Pontiac G6 Problems
Even during the car's budding, the first Pontiac G6 introduced in 2004 was immediately well-received by the public. Its stylish and sporty appeal has earned the fancy of car owners from around the globe, and in fact, the mid-size car was dubbed as Pontiac's
go-to car. Despite its esteemed fame, the car suffers from several issues that can need to be addressed. Pontiac fan or not, better take note of these common problems encountered with the G6 in order to prepare when such issues arise.
One of the most common issues reported by Pontiac G6 owners involves steering problems. The reports claim that the car's power steering may lock up or go out completely during the drive. Drivers reported several symptoms they encountered, which may include an increased effort in steering the wheel or a noticeable movement by the steering wheel itself.
According to most service bulletins, these problems were usually caused by low levels of steering fluid and damaged parts in the power steering assembly. To check, it is advised that the G6's sockets and steering gears are to be inspected for signs of defects. When looking for a fix, the most common solution reported for this steering failure is a steering column replacement.
Brake light problem

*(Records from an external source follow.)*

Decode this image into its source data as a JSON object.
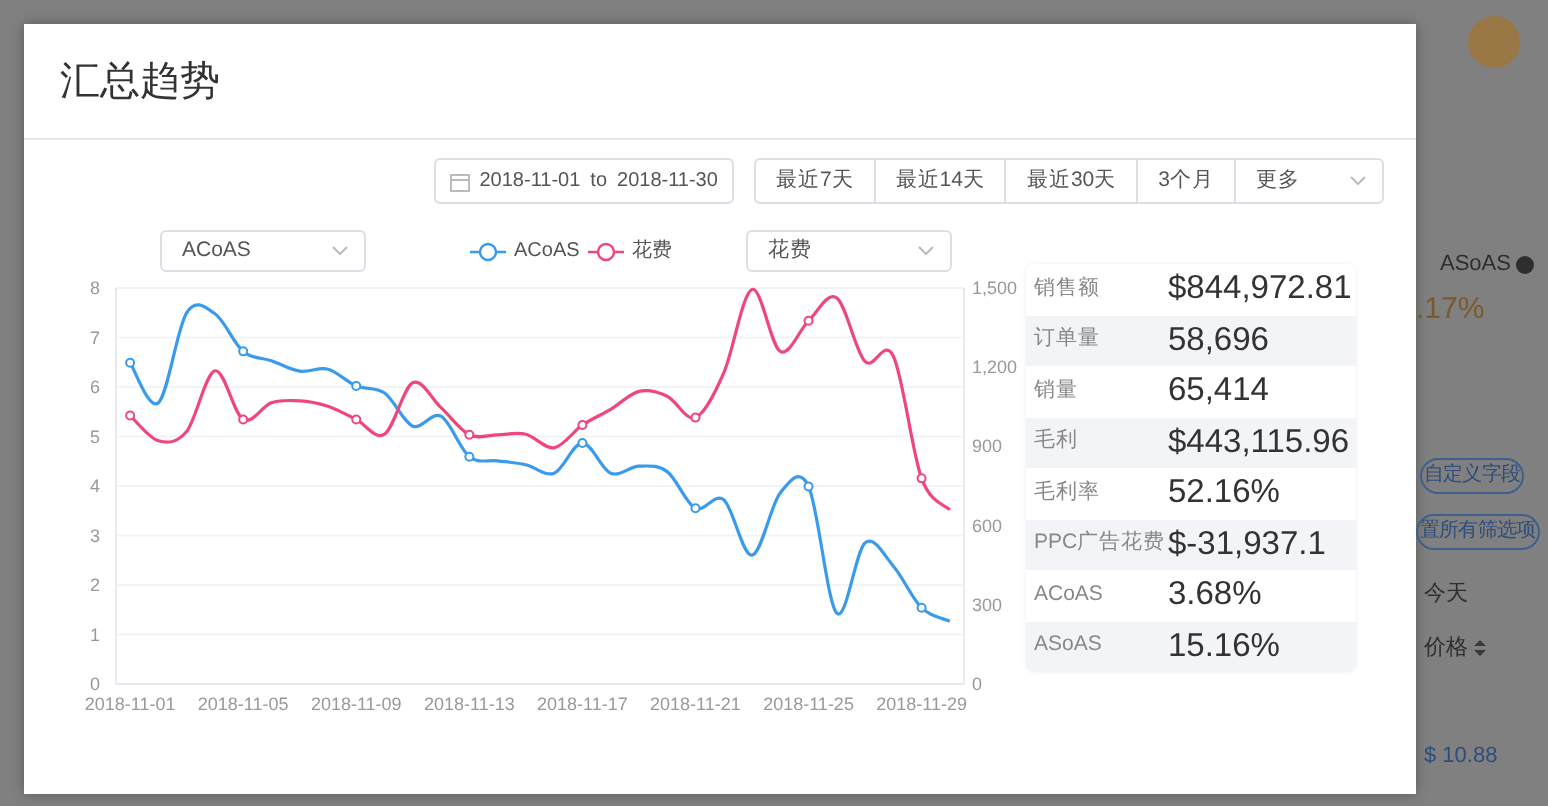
{
  "modal": {
    "title": "汇总趋势",
    "date_range": {
      "start": "2018-11-01",
      "separator": "to",
      "end": "2018-11-30"
    },
    "quick_ranges": [
      {
        "label": "最近7天",
        "selected": false
      },
      {
        "label": "最近14天",
        "selected": false
      },
      {
        "label": "最近30天",
        "selected": false
      },
      {
        "label": "3个月",
        "selected": false
      }
    ],
    "more_select": {
      "value": "更多"
    },
    "left_select": {
      "value": "ACoAS"
    },
    "right_select": {
      "value": "花费"
    },
    "chart_data": {
      "type": "line",
      "categories": [
        "2018-11-01",
        null,
        null,
        null,
        "2018-11-05",
        null,
        null,
        null,
        "2018-11-09",
        null,
        null,
        null,
        "2018-11-13",
        null,
        null,
        null,
        "2018-11-17",
        null,
        null,
        null,
        "2018-11-21",
        null,
        null,
        null,
        "2018-11-25",
        null,
        null,
        null,
        "2018-11-29",
        null
      ],
      "grid": true,
      "ylim": [
        0,
        8
      ],
      "yticks": [
        0,
        1,
        2,
        3,
        4,
        5,
        6,
        7,
        8
      ],
      "y2lim": [
        0,
        1500
      ],
      "y2ticks": [
        {
          "value": 0,
          "label": "0"
        },
        {
          "value": 300,
          "label": "300"
        },
        {
          "value": 600,
          "label": "600"
        },
        {
          "value": 900,
          "label": "900"
        },
        {
          "value": 1200,
          "label": "1,200"
        },
        {
          "value": 1500,
          "label": "1,500"
        }
      ],
      "series": [
        {
          "name": "ACoAS",
          "color": "#3a9bec",
          "values": [
            6.49,
            5.68,
            7.5,
            7.48,
            6.72,
            6.53,
            6.32,
            6.36,
            6.02,
            5.88,
            5.21,
            5.41,
            4.59,
            4.51,
            4.43,
            4.26,
            4.87,
            4.26,
            4.4,
            4.29,
            3.55,
            3.72,
            2.6,
            3.86,
            3.99,
            1.43,
            2.85,
            2.38,
            1.54,
            1.27
          ]
        },
        {
          "name": "花费",
          "color": "#ef467c",
          "axis": "y2",
          "values": [
            1017,
            921,
            956,
            1186,
            1002,
            1065,
            1073,
            1052,
            1002,
            946,
            1141,
            1047,
            944,
            944,
            946,
            895,
            981,
            1040,
            1108,
            1090,
            1009,
            1179,
            1495,
            1260,
            1376,
            1462,
            1222,
            1242,
            779,
            660
          ]
        }
      ]
    },
    "stats": [
      {
        "label": "销售额",
        "value": "$844,972.81"
      },
      {
        "label": "订单量",
        "value": "58,696"
      },
      {
        "label": "销量",
        "value": "65,414"
      },
      {
        "label": "毛利",
        "value": "$443,115.96"
      },
      {
        "label": "毛利率",
        "value": "52.16%"
      },
      {
        "label": "PPC广告花费",
        "value": "$-31,937.1"
      },
      {
        "label": "ACoAS",
        "value": "3.68%"
      },
      {
        "label": "ASoAS",
        "value": "15.16%"
      }
    ]
  },
  "background": {
    "metric_label": "ASoAS",
    "metric_value": ".17%",
    "custom_fields_button": "自定义字段",
    "reset_filters_button": "置所有筛选项",
    "column_group": "今天",
    "column_header": "价格",
    "price": "$ 10.88"
  }
}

Another commonly experienced problem encountered with a Pontiac G6 is a brake light defect. The brake lights are often found to light up by themselves, even if the brake was not applied. This problem is primarily attributed to a faulty wiring. In fact, in February 2009, the General Motors Company recalled around 8,000 units of G6 autos due to recurring brake light problems.
Convertible top defect
The Pontiac G6 is offered in different body styles which include coupe, sedan, and the classy convertible. Among the body styles, the popular G6 convertible has been known to exhibit exterior damage, the more prominent of which is a stuck top. This damaged part usually gives excessive resistance, causing the top to fail to open. The most probable cause of this problem is a rusting pivot point. Luckily, this type of defect is easily addressed with a WD-40 and a wire brush.